(To do):
Nothing but an exact copy of the records is expected here.
- Opening Delimiter -
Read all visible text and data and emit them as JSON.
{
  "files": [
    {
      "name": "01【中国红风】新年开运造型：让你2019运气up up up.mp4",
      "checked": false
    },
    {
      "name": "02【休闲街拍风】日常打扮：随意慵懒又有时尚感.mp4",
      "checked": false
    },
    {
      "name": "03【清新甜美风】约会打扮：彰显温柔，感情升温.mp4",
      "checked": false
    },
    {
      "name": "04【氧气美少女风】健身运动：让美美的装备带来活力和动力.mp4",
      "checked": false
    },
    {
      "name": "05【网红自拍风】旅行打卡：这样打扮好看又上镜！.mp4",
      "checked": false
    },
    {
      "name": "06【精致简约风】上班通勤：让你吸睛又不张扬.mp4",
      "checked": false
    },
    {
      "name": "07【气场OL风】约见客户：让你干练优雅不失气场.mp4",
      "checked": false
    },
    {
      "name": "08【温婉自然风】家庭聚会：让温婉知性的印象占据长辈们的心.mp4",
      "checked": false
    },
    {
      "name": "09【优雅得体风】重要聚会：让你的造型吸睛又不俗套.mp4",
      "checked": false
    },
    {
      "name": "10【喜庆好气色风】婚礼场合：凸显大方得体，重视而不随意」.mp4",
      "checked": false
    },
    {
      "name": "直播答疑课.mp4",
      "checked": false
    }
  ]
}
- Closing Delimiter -
(Output of the task):
Read all visible text and data and emit them as JSON.
{
  "files": [
    {
      "name": "01【中国红风】新年开运造型：让你2019运气up up up.mp4",
      "checked": false
    },
    {
      "name": "02【休闲街拍风】日常打扮：随意慵懒又有时尚感.mp4",
      "checked": false
    },
    {
      "name": "03【清新甜美风】约会打扮：彰显温柔，感情升温.mp4",
      "checked": false
    },
    {
      "name": "04【氧气美少女风】健身运动：让美美的装备带来活力和动力.mp4",
      "checked": false
    },
    {
      "name": "05【网红自拍风】旅行打卡：这样打扮好看又上镜！.mp4",
      "checked": false
    },
    {
      "name": "06【精致简约风】上班通勤：让你吸睛又不张扬.mp4",
      "checked": false
    },
    {
      "name": "07【气场OL风】约见客户：让你干练优雅不失气场.mp4",
      "checked": false
    },
    {
      "name": "08【温婉自然风】家庭聚会：让温婉知性的印象占据长辈们的心.mp4",
      "checked": false
    },
    {
      "name": "09【优雅得体风】重要聚会：让你的造型吸睛又不俗套.mp4",
      "checked": false
    },
    {
      "name": "10【喜庆好气色风】婚礼场合：凸显大方得体，重视而不随意」.mp4",
      "checked": false
    },
    {
      "name": "直播答疑课.mp4",
      "checked": false
    }
  ]
}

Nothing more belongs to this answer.